*Aim of the exercise:*
When the string "this" is part of a line below, that line should be copied.
══════════════════════════════
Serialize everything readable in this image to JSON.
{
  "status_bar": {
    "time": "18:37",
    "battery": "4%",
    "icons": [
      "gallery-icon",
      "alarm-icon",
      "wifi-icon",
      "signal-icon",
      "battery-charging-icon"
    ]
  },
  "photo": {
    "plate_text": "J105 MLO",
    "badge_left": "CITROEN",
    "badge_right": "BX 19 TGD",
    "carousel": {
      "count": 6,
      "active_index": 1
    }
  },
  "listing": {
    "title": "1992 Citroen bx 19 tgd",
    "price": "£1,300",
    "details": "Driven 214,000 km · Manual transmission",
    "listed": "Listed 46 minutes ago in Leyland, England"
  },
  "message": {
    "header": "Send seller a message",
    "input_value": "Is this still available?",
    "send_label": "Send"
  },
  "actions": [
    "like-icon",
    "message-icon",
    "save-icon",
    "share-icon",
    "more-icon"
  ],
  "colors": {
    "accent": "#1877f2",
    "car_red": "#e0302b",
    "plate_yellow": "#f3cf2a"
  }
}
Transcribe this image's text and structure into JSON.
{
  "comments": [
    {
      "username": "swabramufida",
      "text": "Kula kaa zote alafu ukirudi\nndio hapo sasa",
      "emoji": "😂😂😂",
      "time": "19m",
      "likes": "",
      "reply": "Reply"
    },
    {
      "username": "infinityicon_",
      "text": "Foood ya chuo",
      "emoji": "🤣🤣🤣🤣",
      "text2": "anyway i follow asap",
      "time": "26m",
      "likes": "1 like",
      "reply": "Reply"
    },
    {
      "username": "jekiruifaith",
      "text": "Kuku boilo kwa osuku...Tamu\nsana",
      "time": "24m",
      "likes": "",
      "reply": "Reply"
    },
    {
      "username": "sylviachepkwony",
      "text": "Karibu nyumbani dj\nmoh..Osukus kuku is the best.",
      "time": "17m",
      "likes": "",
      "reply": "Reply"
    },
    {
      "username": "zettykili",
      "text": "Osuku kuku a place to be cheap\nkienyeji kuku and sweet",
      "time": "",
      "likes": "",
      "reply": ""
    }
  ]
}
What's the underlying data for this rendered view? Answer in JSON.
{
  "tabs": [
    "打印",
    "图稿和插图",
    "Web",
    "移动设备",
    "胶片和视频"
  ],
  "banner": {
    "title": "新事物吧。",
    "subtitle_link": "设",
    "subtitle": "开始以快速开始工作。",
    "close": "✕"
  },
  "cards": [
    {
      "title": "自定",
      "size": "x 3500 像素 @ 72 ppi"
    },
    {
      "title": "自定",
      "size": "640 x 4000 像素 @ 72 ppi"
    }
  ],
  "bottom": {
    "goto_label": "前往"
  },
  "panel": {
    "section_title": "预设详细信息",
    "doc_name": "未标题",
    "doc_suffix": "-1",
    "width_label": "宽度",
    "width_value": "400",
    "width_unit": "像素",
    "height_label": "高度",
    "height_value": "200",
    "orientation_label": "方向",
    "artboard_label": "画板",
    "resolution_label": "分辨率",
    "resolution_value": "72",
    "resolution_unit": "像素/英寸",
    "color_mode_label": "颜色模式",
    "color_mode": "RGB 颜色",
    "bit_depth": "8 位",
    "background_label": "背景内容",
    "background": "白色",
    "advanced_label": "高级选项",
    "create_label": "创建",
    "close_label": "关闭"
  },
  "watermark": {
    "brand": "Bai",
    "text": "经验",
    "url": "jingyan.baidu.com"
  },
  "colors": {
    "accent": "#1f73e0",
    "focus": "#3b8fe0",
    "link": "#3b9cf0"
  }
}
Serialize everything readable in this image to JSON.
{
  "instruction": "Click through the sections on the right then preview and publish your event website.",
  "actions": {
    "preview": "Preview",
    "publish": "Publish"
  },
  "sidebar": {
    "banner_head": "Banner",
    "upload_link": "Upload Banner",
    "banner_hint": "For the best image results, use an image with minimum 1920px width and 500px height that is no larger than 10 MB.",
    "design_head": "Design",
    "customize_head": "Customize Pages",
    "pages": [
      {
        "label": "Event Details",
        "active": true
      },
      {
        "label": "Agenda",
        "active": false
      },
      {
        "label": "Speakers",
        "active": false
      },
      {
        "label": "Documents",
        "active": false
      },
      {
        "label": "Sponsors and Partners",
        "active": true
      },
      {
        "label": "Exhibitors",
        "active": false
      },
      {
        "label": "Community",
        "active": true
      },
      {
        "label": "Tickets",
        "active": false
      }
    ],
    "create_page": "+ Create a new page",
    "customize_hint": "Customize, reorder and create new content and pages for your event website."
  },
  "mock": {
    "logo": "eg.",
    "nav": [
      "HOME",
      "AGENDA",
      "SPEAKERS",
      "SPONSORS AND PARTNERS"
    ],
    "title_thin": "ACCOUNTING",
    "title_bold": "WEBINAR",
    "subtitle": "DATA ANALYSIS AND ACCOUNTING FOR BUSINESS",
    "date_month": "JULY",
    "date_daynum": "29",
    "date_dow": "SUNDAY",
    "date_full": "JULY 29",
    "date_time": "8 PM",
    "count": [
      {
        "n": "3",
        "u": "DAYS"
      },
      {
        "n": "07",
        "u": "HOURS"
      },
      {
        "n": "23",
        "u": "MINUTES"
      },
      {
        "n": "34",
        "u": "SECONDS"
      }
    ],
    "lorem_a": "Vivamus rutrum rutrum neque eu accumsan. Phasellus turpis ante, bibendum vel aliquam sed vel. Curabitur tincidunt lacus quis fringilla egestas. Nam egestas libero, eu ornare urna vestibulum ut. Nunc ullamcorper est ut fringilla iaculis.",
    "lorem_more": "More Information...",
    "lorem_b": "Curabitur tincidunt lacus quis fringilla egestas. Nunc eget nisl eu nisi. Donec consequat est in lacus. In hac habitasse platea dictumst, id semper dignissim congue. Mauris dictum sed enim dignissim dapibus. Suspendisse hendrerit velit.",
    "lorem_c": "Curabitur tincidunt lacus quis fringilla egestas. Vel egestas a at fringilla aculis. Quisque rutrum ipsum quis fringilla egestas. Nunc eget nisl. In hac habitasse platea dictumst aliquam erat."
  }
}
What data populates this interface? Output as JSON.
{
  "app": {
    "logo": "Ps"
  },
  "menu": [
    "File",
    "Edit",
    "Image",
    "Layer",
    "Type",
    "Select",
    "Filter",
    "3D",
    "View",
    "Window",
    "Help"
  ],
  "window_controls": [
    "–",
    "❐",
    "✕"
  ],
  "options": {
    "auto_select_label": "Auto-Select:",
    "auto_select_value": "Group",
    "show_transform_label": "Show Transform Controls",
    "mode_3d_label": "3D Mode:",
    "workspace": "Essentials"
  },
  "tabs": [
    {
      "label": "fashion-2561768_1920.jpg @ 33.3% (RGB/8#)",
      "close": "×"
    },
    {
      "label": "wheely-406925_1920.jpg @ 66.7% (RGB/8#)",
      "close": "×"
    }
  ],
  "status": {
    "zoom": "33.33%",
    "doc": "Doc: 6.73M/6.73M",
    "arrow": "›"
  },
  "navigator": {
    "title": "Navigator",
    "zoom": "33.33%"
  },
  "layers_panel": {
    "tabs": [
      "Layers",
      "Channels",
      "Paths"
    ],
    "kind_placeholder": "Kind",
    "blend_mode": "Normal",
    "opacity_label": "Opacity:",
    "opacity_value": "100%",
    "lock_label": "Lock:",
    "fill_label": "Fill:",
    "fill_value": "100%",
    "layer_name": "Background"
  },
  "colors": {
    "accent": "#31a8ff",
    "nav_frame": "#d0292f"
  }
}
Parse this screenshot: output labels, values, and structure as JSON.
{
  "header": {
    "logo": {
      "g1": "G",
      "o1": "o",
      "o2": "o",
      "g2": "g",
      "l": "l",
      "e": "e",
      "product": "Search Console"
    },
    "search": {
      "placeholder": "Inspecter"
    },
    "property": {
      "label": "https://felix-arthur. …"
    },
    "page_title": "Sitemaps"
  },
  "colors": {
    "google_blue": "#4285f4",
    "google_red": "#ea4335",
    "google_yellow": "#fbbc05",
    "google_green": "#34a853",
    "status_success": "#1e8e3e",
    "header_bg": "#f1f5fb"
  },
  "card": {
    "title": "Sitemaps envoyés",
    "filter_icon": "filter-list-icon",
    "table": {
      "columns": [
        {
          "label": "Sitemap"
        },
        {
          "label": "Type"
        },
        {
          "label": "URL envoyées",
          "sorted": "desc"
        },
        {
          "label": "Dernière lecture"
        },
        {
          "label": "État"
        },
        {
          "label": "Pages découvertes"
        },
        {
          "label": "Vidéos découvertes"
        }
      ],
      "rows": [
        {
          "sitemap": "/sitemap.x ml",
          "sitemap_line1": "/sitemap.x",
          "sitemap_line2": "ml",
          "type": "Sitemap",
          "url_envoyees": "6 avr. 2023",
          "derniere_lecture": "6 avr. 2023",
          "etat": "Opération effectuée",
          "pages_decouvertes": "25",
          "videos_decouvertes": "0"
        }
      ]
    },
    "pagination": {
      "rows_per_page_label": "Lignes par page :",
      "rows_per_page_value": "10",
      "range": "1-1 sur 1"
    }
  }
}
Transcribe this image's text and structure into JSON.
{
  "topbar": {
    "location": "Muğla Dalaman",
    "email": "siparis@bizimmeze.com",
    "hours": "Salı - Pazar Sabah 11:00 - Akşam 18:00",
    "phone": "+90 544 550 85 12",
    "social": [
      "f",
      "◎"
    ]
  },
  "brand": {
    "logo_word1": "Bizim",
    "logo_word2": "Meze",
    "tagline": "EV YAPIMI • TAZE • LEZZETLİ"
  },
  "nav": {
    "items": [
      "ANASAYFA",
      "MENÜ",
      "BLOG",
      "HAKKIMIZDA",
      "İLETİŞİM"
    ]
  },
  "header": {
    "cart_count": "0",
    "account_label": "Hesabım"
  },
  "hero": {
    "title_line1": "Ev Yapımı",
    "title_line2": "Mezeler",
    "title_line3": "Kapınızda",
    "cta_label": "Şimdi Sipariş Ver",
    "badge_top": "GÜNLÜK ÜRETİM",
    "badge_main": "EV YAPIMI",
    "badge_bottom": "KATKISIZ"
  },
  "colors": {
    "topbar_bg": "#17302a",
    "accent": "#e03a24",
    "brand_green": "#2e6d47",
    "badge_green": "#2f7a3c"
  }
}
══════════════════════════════
*Task response:*
Serialize everything readable in this image to JSON.
    "input_value": "Is this still available?",
Transcribe this image's text and structure into JSON.
What's the underlying data for this rendered view? Answer in JSON.
Serialize everything readable in this image to JSON.
What data populates this interface? Output as JSON.
Parse this screenshot: output labels, values, and structure as JSON.
Transcribe this image's text and structure into JSON.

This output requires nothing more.